◆ **Task goal**
Which lines below hold the word "JSON"? Report each one.

Items from an interface collection:
============================================================

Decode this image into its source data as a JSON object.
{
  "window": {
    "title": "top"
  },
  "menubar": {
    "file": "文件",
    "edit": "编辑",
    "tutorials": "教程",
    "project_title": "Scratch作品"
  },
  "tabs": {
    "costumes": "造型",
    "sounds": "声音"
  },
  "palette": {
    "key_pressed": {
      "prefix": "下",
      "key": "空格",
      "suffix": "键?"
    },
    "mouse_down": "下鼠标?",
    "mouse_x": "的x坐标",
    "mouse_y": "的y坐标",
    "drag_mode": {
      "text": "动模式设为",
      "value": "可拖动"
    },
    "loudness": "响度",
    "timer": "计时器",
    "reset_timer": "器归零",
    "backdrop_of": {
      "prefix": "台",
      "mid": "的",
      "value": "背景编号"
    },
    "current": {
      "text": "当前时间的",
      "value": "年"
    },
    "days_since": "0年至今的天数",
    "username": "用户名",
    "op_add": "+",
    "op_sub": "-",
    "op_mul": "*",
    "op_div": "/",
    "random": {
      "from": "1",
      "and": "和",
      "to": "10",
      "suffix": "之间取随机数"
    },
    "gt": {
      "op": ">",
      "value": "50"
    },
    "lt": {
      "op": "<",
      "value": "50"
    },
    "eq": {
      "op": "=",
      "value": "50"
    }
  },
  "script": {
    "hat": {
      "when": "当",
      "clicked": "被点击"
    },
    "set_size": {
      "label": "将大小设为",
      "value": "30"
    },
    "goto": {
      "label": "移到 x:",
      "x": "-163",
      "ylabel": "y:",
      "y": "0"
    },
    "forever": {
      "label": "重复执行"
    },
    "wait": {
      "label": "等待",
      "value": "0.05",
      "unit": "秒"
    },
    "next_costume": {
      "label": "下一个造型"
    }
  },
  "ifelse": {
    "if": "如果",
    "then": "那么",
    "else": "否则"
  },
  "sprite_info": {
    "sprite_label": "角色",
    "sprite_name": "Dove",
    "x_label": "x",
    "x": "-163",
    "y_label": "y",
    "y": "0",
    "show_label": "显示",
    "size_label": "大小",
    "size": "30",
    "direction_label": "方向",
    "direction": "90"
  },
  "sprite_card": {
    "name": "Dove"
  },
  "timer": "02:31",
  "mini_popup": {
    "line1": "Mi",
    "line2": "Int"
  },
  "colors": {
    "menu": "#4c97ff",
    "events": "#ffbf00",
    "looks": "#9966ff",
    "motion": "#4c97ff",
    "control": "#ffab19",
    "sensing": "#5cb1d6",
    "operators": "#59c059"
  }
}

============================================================

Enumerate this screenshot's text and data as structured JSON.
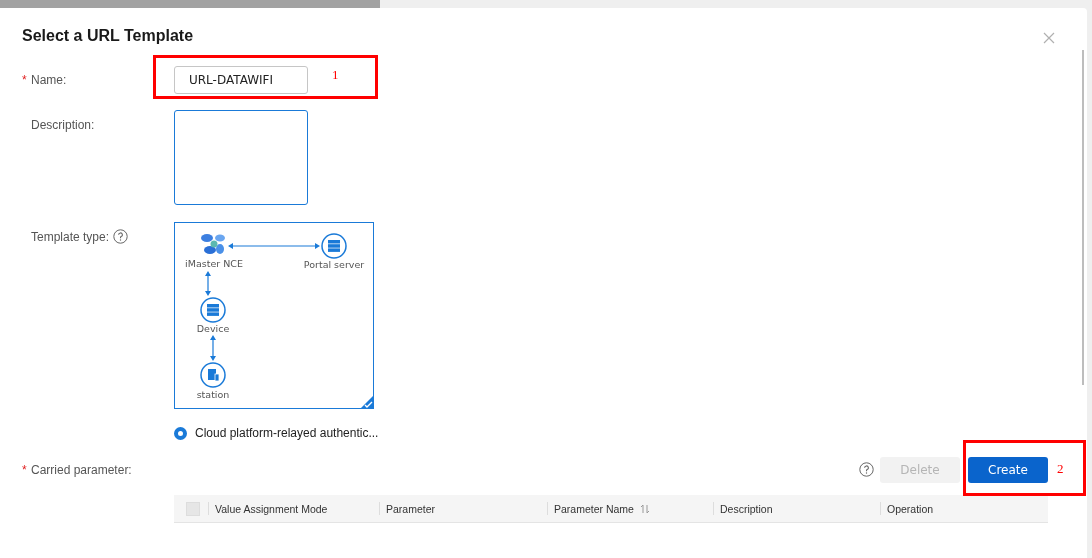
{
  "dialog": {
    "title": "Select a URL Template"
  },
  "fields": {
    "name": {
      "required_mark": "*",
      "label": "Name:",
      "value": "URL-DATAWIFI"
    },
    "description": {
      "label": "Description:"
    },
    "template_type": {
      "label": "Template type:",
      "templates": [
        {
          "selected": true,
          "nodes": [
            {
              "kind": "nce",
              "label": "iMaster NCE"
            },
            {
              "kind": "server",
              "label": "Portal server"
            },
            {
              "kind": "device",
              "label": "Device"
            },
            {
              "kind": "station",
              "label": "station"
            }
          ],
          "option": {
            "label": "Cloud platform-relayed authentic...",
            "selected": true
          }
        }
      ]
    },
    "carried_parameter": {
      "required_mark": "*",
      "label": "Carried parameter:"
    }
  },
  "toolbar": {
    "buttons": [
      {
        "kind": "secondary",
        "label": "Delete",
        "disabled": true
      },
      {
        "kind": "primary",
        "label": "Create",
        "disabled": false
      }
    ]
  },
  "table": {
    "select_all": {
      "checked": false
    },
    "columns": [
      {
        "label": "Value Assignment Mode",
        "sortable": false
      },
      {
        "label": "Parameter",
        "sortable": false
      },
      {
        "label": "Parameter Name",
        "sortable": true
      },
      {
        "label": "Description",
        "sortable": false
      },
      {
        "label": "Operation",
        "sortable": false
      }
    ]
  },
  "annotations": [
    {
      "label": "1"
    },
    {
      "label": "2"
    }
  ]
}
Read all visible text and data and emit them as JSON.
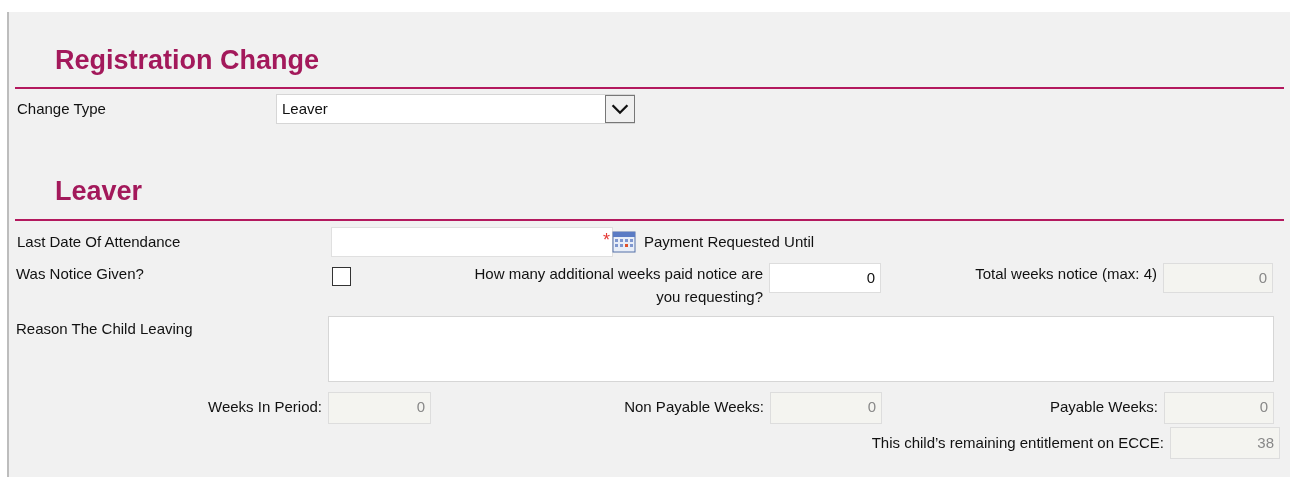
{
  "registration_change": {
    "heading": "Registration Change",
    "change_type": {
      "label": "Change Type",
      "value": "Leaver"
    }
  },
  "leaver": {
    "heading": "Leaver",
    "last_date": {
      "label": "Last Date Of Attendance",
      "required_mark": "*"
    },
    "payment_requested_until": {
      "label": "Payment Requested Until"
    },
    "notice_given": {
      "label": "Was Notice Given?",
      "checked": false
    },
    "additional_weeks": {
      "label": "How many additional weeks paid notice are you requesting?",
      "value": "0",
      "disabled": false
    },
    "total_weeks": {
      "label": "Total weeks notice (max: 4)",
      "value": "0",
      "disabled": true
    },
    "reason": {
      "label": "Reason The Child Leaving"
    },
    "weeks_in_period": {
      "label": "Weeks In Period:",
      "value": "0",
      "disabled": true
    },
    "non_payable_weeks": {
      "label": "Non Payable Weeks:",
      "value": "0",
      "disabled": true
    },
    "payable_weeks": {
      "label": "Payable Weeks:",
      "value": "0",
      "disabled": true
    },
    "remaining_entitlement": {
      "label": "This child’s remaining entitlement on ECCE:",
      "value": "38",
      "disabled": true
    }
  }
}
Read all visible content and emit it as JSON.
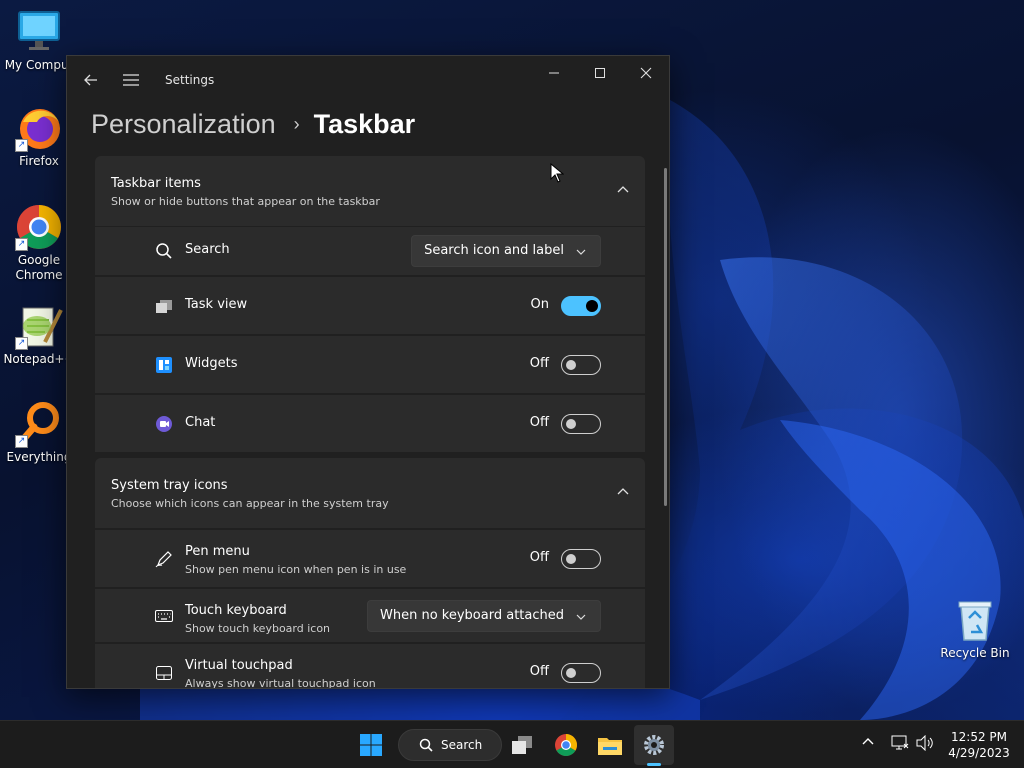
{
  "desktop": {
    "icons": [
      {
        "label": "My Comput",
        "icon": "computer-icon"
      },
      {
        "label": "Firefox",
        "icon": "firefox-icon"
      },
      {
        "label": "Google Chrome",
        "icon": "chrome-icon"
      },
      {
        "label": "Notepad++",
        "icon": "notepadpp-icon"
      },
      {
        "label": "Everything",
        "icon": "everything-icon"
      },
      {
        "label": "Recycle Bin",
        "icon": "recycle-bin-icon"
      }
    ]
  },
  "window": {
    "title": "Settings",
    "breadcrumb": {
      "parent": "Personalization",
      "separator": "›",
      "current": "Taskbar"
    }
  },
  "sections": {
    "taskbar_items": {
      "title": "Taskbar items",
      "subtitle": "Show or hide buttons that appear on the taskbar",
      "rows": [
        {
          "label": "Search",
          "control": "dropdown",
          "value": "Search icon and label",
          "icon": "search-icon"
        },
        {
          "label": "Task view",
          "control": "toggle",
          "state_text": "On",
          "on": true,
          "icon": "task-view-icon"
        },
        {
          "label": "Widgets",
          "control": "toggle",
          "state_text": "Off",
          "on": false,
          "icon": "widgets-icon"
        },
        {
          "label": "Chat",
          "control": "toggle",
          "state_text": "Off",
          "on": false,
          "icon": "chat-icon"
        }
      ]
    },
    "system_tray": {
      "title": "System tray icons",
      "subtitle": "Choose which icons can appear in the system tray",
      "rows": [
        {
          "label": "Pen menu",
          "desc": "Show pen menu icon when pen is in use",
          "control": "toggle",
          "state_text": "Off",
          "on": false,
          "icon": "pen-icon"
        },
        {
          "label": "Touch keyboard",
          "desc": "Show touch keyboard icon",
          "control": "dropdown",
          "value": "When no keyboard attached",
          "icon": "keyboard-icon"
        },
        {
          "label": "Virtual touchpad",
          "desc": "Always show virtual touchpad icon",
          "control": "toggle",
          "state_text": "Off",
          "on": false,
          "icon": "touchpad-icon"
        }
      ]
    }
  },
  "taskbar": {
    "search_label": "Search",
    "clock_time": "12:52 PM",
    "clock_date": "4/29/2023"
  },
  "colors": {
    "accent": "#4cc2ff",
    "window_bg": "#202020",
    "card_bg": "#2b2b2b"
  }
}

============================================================

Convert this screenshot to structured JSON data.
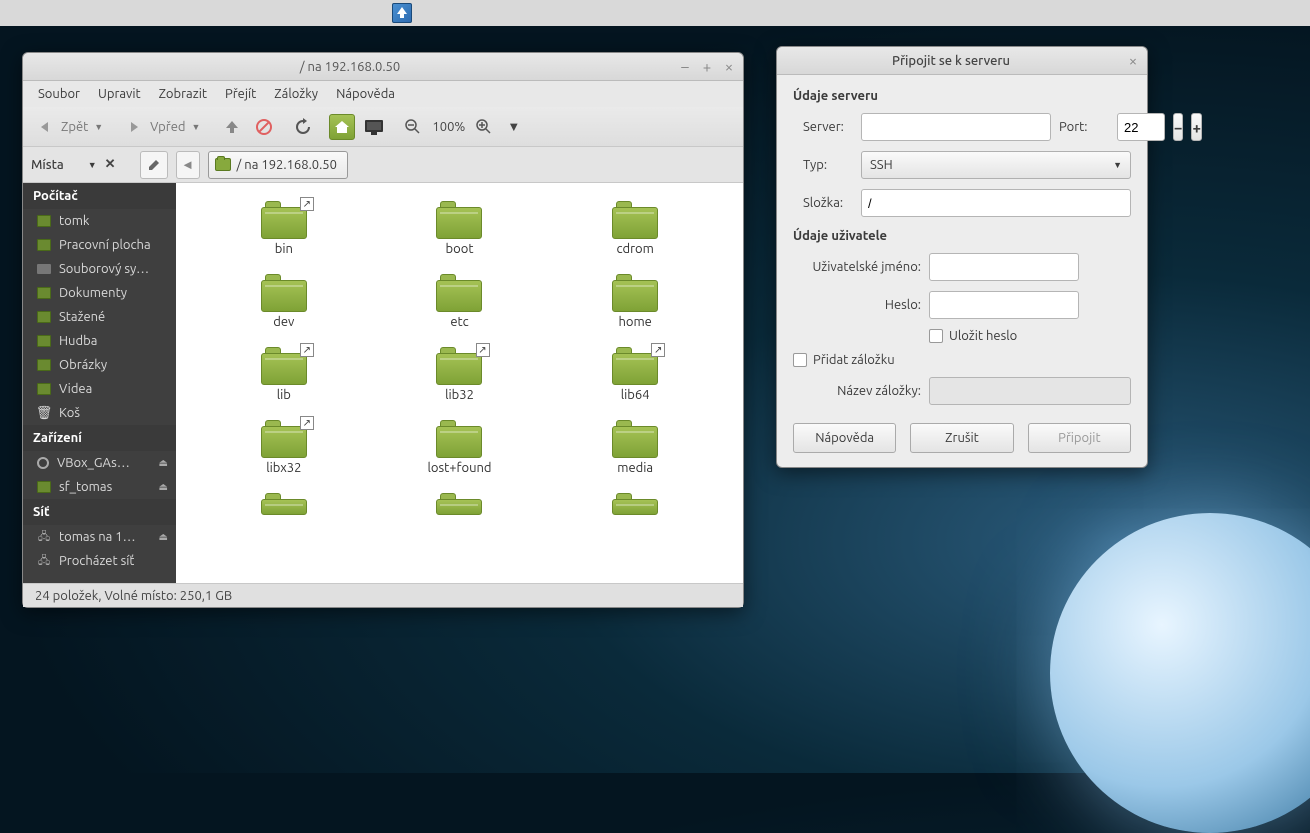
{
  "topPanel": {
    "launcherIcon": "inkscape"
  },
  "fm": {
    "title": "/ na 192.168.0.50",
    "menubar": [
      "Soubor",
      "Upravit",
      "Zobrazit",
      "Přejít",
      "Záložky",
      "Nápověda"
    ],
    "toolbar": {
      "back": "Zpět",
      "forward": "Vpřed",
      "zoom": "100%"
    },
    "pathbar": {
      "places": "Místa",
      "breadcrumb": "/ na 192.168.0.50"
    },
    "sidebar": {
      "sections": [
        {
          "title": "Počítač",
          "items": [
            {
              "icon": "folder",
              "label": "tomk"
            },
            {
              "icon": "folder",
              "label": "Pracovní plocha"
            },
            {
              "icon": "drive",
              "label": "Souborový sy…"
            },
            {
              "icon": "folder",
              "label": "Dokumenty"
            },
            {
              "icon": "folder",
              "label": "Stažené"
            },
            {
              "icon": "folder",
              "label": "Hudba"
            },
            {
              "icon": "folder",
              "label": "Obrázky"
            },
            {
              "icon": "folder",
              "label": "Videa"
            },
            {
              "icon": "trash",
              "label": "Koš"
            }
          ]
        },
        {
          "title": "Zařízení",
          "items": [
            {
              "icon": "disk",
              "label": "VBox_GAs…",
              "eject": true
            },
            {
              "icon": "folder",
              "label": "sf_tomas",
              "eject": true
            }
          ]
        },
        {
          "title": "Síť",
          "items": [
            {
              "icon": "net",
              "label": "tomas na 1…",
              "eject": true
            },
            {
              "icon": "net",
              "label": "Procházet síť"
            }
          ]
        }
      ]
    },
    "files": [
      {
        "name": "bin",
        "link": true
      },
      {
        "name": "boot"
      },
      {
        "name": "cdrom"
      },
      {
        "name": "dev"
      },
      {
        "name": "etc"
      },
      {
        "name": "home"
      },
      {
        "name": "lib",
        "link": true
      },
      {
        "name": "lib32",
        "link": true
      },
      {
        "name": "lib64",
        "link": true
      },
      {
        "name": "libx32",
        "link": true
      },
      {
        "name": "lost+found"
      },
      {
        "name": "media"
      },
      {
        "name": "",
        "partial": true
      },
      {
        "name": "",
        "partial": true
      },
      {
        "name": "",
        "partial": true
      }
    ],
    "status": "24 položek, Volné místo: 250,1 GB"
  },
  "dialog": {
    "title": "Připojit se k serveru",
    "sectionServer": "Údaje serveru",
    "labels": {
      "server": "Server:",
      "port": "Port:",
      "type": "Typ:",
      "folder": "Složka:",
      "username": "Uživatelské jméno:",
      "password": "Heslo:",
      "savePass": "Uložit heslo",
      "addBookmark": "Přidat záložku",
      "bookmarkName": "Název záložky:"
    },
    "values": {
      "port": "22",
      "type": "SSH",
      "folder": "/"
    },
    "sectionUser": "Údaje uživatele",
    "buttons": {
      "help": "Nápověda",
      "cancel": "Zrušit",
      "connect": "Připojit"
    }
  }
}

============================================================

◆ **Exercise result**
Decode this image into its source data as a JSON object.
Enumerate this screenshot's text and data as structured JSON.
Read all visible text and data and emit them as JSON.
Read all visible content and emit it as JSON.
Convert this screenshot to structured JSON data.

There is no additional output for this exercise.